From investigating the body in the light of change, we can naturally contemplate deeper into death. We contemplate how we will die, likewise any being that is close to us. Observe how the mind responds to this. What is present? Fear, interest? We can take time to investigate what comes up on it’s own accord, but also guide it more if we like to. We can guide our reflections back to the topic of ‘life’. Knowing we will die, maybe sooner than later. What is most important in this very moment? We can breathe, noting ‘My last breath (in-breath), letting go (out-breath)’, to really feel that urgency. If it would really be so that we need to let go right now, are we ready? What comes to mind? Is there regret for any conduct we did by body, speech or mind? These contemplations on our own death can bring about a lot of peace, interest, energy, and urgency. It can bring forward gratitude that we can actually do something wholesome about things we would potentially regret if we would pass away now. While at the same time accepting that we might pass away in a time where there are still regrets that we will have to let go of. At times, these contemplations can get overwhelming. Whenever we notice that, we can go back to cultivate thoughts of mettā (friendliness) or any of the other brahmavihāra towards ourselves. Taking care of our mind and heart in that way. Every time we soften the heart, so that we have the courage and calmness again to go out and investigate.
Keeping death close by

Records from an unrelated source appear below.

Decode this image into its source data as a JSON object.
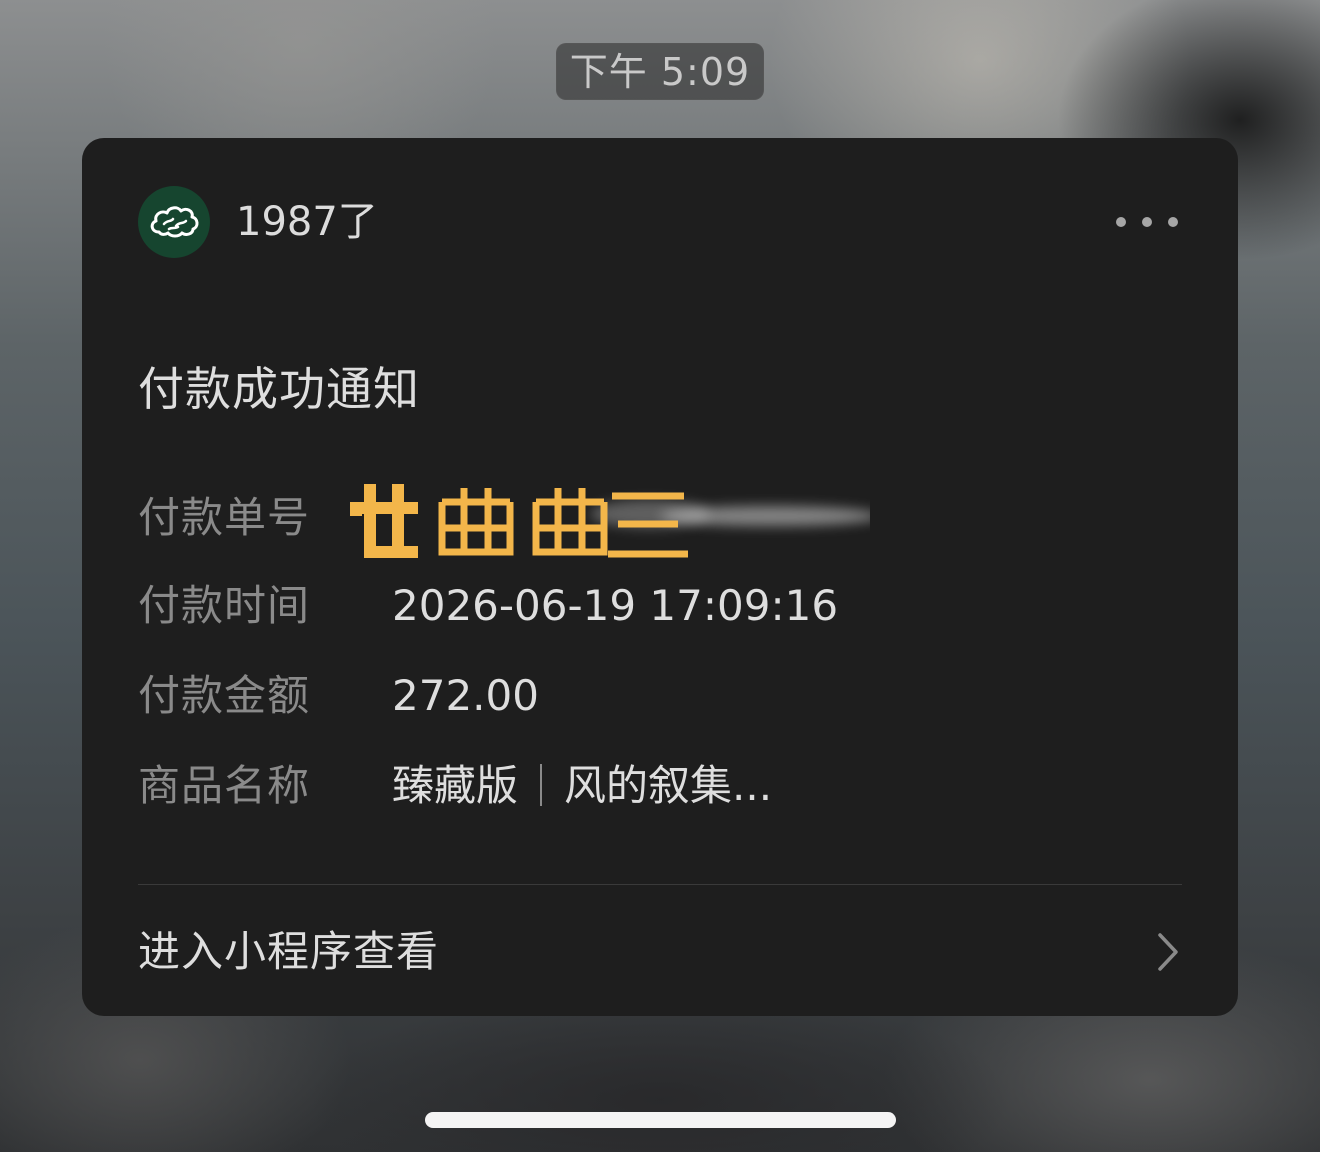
{
  "status_time": "下午 5:09",
  "card": {
    "account_name": "1987了",
    "avatar_icon": "cloud-logo-icon",
    "more_icon": "more-dots-icon",
    "title": "付款成功通知",
    "rows": [
      {
        "label": "付款单号",
        "value": ""
      },
      {
        "label": "付款时间",
        "value": "2026-06-19 17:09:16"
      },
      {
        "label": "付款金额",
        "value": "272.00"
      },
      {
        "label": "商品名称",
        "value_part1": "臻藏版",
        "value_part2": "风的叙集..."
      }
    ],
    "footer_link": "进入小程序查看",
    "chevron_icon": "chevron-right-icon"
  },
  "colors": {
    "card_bg": "#1e1e1e",
    "avatar_bg": "#16452f",
    "redaction": "#f3b64a"
  }
}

If COVID-19 can teach us anything, it is that death can come at any time. This does not need to only invoke fear. By contemplating death as regularly as possible, it can become a way to clearly understand what is most important to us. Right now. It might be that we contemplate death and we feel regret for the way we spoke to a friend or our parents or children. So we can directly make a determination to develop more kindness towards them or to even go and speak to them now. To make sure together with them we take responsibility for improving our conduct in any next moment with them. Or we can realize that we want to spend more time practicing meditation, more time being generous to others. Contemplating death, contemplating COVID-19, can give us a sense of urgency to not wait a moment longer to do these things. To sit down on the pillow now. To go to another human being and express our gratitude for them, or to apologize for an unskilful act we did before. To give the gift of mindfulness, calm, wisdom to ourselves, right now. To keep contemplating that there comes a time where all of a sudden we will have to let go. So we practice that. We practice dying. We practice forgiving ourselves for any unwholesome actions we have done by body, speech and mind. We forgive ourselves, knowing we have done the best we could at that time. And we keep COVID-19 close to us despite of social distancing. Close, so that everyday we develop as much kindness, gratitude and generosity as possible. We keep it close so we can truly make the best of this precious life as a human being. We keep it close so that when the moment of death comes, we are ready, and we can let go. We can let go, knowing that when we can let go, we have found liberation, peace, cessation. Nibbāna.